> **Task details**
Down to the last character, repeat the entries beneath this task.

> **Given records**
>>

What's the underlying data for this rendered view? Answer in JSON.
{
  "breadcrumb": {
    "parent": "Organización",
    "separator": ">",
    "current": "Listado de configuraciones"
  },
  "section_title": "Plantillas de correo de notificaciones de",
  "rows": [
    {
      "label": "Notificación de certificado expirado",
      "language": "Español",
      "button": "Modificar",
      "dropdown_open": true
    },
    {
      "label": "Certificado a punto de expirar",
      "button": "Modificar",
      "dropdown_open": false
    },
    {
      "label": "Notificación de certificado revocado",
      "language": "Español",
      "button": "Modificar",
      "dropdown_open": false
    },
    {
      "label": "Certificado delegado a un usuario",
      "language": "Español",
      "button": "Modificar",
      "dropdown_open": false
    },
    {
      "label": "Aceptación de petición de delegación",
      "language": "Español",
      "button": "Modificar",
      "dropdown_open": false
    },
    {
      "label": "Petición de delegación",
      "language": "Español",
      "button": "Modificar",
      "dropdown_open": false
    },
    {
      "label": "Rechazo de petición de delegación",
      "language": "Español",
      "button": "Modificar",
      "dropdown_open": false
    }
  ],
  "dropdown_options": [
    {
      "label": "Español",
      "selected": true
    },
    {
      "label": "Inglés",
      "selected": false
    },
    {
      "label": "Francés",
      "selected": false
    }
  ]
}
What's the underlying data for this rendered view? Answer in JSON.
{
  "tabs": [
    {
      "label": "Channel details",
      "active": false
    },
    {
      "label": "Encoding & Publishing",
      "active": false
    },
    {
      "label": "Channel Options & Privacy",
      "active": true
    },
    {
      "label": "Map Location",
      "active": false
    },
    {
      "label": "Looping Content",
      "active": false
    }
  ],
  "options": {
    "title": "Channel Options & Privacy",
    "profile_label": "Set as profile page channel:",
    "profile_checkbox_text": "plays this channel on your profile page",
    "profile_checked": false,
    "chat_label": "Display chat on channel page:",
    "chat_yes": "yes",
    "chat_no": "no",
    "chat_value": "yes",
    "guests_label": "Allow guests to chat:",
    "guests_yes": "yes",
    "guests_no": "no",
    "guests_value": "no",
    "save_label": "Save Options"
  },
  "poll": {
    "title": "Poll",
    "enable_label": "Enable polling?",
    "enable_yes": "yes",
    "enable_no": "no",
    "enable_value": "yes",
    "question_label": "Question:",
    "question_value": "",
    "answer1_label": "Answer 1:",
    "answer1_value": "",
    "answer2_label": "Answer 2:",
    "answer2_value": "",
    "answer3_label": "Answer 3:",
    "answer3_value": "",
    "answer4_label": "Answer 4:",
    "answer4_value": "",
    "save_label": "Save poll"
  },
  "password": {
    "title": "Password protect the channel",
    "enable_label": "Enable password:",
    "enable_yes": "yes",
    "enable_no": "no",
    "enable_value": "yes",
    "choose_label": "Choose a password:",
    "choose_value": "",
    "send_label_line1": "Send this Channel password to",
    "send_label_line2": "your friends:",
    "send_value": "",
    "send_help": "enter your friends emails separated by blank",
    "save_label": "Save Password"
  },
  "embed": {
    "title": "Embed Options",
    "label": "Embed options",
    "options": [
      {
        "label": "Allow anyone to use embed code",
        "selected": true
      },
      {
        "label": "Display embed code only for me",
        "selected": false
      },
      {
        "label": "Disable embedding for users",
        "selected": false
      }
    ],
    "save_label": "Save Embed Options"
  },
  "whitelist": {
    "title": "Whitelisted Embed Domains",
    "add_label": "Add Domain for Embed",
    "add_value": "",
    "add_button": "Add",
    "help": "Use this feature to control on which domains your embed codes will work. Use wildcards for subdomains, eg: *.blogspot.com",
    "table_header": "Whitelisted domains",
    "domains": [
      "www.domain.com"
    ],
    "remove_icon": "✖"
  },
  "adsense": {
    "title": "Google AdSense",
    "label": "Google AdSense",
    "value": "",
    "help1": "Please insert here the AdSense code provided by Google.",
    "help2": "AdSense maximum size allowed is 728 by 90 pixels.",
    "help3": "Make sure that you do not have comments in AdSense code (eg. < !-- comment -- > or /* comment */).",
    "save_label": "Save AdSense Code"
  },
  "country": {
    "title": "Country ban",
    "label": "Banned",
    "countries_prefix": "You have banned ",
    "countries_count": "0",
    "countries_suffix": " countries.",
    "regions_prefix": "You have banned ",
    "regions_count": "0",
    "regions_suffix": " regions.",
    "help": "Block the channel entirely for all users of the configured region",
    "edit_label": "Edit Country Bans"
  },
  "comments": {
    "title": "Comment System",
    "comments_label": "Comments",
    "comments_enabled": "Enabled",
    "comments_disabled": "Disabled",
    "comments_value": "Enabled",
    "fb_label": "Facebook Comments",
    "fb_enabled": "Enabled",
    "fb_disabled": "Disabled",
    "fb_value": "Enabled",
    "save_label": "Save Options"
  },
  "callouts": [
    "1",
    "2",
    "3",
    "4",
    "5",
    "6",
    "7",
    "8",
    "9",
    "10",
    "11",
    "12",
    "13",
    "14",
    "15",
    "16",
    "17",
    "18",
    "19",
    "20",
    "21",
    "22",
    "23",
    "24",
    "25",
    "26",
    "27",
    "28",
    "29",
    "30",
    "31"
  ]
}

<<

> **Task result**
What's the underlying data for this rendered view? Answer in JSON.
{
  "breadcrumb": {
    "parent": "Organización",
    "separator": ">",
    "current": "Listado de configuraciones"
  },
  "section_title": "Plantillas de correo de notificaciones de",
  "rows": [
    {
      "label": "Notificación de certificado expirado",
      "language": "Español",
      "button": "Modificar",
      "dropdown_open": true
    },
    {
      "label": "Certificado a punto de expirar",
      "button": "Modificar",
      "dropdown_open": false
    },
    {
      "label": "Notificación de certificado revocado",
      "language": "Español",
      "button": "Modificar",
      "dropdown_open": false
    },
    {
      "label": "Certificado delegado a un usuario",
      "language": "Español",
      "button": "Modificar",
      "dropdown_open": false
    },
    {
      "label": "Aceptación de petición de delegación",
      "language": "Español",
      "button": "Modificar",
      "dropdown_open": false
    },
    {
      "label": "Petición de delegación",
      "language": "Español",
      "button": "Modificar",
      "dropdown_open": false
    },
    {
      "label": "Rechazo de petición de delegación",
      "language": "Español",
      "button": "Modificar",
      "dropdown_open": false
    }
  ],
  "dropdown_options": [
    {
      "label": "Español",
      "selected": true
    },
    {
      "label": "Inglés",
      "selected": false
    },
    {
      "label": "Francés",
      "selected": false
    }
  ]
}
What's the underlying data for this rendered view? Answer in JSON.
{
  "tabs": [
    {
      "label": "Channel details",
      "active": false
    },
    {
      "label": "Encoding & Publishing",
      "active": false
    },
    {
      "label": "Channel Options & Privacy",
      "active": true
    },
    {
      "label": "Map Location",
      "active": false
    },
    {
      "label": "Looping Content",
      "active": false
    }
  ],
  "options": {
    "title": "Channel Options & Privacy",
    "profile_label": "Set as profile page channel:",
    "profile_checkbox_text": "plays this channel on your profile page",
    "profile_checked": false,
    "chat_label": "Display chat on channel page:",
    "chat_yes": "yes",
    "chat_no": "no",
    "chat_value": "yes",
    "guests_label": "Allow guests to chat:",
    "guests_yes": "yes",
    "guests_no": "no",
    "guests_value": "no",
    "save_label": "Save Options"
  },
  "poll": {
    "title": "Poll",
    "enable_label": "Enable polling?",
    "enable_yes": "yes",
    "enable_no": "no",
    "enable_value": "yes",
    "question_label": "Question:",
    "question_value": "",
    "answer1_label": "Answer 1:",
    "answer1_value": "",
    "answer2_label": "Answer 2:",
    "answer2_value": "",
    "answer3_label": "Answer 3:",
    "answer3_value": "",
    "answer4_label": "Answer 4:",
    "answer4_value": "",
    "save_label": "Save poll"
  },
  "password": {
    "title": "Password protect the channel",
    "enable_label": "Enable password:",
    "enable_yes": "yes",
    "enable_no": "no",
    "enable_value": "yes",
    "choose_label": "Choose a password:",
    "choose_value": "",
    "send_label_line1": "Send this Channel password to",
    "send_label_line2": "your friends:",
    "send_value": "",
    "send_help": "enter your friends emails separated by blank",
    "save_label": "Save Password"
  },
  "embed": {
    "title": "Embed Options",
    "label": "Embed options",
    "options": [
      {
        "label": "Allow anyone to use embed code",
        "selected": true
      },
      {
        "label": "Display embed code only for me",
        "selected": false
      },
      {
        "label": "Disable embedding for users",
        "selected": false
      }
    ],
    "save_label": "Save Embed Options"
  },
  "whitelist": {
    "title": "Whitelisted Embed Domains",
    "add_label": "Add Domain for Embed",
    "add_value": "",
    "add_button": "Add",
    "help": "Use this feature to control on which domains your embed codes will work. Use wildcards for subdomains, eg: *.blogspot.com",
    "table_header": "Whitelisted domains",
    "domains": [
      "www.domain.com"
    ],
    "remove_icon": "✖"
  },
  "adsense": {
    "title": "Google AdSense",
    "label": "Google AdSense",
    "value": "",
    "help1": "Please insert here the AdSense code provided by Google.",
    "help2": "AdSense maximum size allowed is 728 by 90 pixels.",
    "help3": "Make sure that you do not have comments in AdSense code (eg. < !-- comment -- > or /* comment */).",
    "save_label": "Save AdSense Code"
  },
  "country": {
    "title": "Country ban",
    "label": "Banned",
    "countries_prefix": "You have banned ",
    "countries_count": "0",
    "countries_suffix": " countries.",
    "regions_prefix": "You have banned ",
    "regions_count": "0",
    "regions_suffix": " regions.",
    "help": "Block the channel entirely for all users of the configured region",
    "edit_label": "Edit Country Bans"
  },
  "comments": {
    "title": "Comment System",
    "comments_label": "Comments",
    "comments_enabled": "Enabled",
    "comments_disabled": "Disabled",
    "comments_value": "Enabled",
    "fb_label": "Facebook Comments",
    "fb_enabled": "Enabled",
    "fb_disabled": "Disabled",
    "fb_value": "Enabled",
    "save_label": "Save Options"
  },
  "callouts": [
    "1",
    "2",
    "3",
    "4",
    "5",
    "6",
    "7",
    "8",
    "9",
    "10",
    "11",
    "12",
    "13",
    "14",
    "15",
    "16",
    "17",
    "18",
    "19",
    "20",
    "21",
    "22",
    "23",
    "24",
    "25",
    "26",
    "27",
    "28",
    "29",
    "30",
    "31"
  ]
}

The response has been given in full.